|International Classification||F16C1/12, B60N2/02, F16C1/10, F16C1/22|
|Cooperative Classification||Y10T74/2042, Y10T74/2045, Y10T74/20462, B60N2/22, B64D11/06, B64D25/00, B64D11/064|
|European Classification||B64D25/00, B60N2/22, B64D11/06|
|Jun 22, 2004||AS||Assignment|
Owner name: TIMCO AVIATION SERVICES, INC., NORTH CAROLINA
Free format text: ASSIGNMENT OF ASSIGNORS INTEREST;ASSIGNOR:AHAD, SAM J.;REEL/FRAME:015513/0055
Effective date: 20040522
|Apr 24, 2007||CC||Certificate of correction|
|Aug 10, 2010||FPAY||Fee payment|
Year of fee payment: 4
|Oct 10, 2014||REMI||Maintenance fee reminder mailed|
|Feb 27, 2015||LAPS||Lapse for failure to pay maintenance fees|

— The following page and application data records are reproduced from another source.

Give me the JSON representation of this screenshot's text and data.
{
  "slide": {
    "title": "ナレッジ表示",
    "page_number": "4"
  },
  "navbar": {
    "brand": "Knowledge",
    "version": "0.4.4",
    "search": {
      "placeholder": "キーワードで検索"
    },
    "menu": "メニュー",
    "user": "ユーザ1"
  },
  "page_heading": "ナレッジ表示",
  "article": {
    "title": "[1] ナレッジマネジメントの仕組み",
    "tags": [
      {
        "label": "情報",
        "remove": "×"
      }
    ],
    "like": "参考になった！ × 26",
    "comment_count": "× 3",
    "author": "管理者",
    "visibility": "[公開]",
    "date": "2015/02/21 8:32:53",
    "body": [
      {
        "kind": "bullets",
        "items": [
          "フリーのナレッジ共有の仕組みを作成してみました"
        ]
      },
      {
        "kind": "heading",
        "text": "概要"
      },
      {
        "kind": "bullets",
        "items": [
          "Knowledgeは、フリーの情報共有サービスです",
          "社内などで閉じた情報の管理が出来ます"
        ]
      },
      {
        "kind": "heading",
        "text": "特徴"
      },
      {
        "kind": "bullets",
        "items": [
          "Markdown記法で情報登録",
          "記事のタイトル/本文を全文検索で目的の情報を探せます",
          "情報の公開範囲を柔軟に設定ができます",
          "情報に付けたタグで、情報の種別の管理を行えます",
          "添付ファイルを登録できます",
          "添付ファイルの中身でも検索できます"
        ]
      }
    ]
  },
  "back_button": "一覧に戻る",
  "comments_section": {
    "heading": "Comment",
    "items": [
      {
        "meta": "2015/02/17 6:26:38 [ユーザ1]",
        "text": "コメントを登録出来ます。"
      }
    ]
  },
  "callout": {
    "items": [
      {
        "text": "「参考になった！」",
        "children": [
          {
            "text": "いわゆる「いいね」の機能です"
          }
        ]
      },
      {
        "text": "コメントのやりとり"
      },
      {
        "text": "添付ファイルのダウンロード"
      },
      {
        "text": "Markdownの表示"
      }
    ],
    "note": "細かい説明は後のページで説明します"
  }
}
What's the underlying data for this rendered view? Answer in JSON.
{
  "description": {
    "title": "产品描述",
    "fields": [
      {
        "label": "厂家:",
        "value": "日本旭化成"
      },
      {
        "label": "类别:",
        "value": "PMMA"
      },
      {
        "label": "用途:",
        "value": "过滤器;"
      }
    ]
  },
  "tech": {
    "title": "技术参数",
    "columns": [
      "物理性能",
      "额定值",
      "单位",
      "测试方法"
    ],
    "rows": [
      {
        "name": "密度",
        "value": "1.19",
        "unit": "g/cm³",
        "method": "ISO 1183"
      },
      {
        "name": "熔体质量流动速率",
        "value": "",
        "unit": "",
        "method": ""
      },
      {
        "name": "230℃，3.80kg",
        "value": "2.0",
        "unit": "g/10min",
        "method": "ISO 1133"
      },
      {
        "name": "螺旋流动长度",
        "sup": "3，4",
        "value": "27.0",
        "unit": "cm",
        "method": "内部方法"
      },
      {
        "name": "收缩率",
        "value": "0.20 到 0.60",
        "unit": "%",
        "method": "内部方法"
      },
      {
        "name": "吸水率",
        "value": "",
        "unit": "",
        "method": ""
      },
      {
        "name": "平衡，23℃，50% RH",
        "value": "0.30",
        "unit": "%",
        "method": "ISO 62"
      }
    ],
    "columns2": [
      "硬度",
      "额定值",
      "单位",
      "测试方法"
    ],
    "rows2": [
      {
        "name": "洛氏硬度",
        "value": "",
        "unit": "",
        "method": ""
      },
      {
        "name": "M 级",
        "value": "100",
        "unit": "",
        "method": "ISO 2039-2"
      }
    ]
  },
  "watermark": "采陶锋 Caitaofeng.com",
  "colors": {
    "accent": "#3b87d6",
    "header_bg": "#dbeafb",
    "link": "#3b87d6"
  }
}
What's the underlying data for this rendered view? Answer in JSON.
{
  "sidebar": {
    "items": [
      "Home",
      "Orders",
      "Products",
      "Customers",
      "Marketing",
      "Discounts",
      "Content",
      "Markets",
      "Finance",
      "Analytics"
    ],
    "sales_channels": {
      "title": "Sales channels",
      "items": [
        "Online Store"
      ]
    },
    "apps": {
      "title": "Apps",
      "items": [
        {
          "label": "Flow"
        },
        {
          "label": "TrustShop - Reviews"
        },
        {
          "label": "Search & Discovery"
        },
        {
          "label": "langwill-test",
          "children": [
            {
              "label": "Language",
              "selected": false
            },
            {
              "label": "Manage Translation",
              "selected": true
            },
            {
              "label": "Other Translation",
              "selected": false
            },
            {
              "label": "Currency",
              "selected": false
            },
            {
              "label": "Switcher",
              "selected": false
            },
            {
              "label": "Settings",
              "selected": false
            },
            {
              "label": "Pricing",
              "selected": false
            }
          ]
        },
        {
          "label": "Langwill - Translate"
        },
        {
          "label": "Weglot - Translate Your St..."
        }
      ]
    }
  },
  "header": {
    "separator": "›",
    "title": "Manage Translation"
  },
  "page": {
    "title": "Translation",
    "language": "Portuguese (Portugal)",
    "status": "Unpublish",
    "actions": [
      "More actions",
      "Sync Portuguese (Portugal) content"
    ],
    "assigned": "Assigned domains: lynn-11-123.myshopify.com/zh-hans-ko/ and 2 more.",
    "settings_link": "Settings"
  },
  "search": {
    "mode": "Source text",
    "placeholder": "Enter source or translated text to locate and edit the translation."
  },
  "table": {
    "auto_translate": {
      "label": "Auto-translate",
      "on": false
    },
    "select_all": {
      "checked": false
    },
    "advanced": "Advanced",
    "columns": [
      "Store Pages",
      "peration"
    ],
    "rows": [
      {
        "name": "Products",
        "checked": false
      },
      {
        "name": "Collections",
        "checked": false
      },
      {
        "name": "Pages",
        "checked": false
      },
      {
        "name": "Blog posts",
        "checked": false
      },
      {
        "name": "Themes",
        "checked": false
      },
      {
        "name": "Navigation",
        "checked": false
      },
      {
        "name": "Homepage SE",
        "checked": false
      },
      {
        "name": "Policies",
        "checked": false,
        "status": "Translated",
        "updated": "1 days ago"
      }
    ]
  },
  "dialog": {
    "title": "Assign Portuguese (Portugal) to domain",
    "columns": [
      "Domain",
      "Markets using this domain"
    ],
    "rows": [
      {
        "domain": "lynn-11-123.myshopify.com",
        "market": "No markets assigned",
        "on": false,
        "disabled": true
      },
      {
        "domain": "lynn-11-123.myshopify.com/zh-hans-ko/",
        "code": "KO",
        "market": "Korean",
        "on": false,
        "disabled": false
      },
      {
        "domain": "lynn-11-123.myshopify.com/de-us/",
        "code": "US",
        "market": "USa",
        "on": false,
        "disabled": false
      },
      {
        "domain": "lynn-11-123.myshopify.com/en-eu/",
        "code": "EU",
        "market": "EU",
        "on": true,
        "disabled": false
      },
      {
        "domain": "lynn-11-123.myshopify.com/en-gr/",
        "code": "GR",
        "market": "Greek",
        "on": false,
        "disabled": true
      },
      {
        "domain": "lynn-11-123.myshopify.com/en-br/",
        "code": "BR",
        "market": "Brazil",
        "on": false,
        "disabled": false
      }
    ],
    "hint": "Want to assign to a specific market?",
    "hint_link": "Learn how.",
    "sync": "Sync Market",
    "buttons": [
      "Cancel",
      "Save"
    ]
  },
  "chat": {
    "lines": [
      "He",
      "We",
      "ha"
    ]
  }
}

|Apr 21, 2015||FP||Expired due to failure to pay maintenance fee|
Effective date: 20150227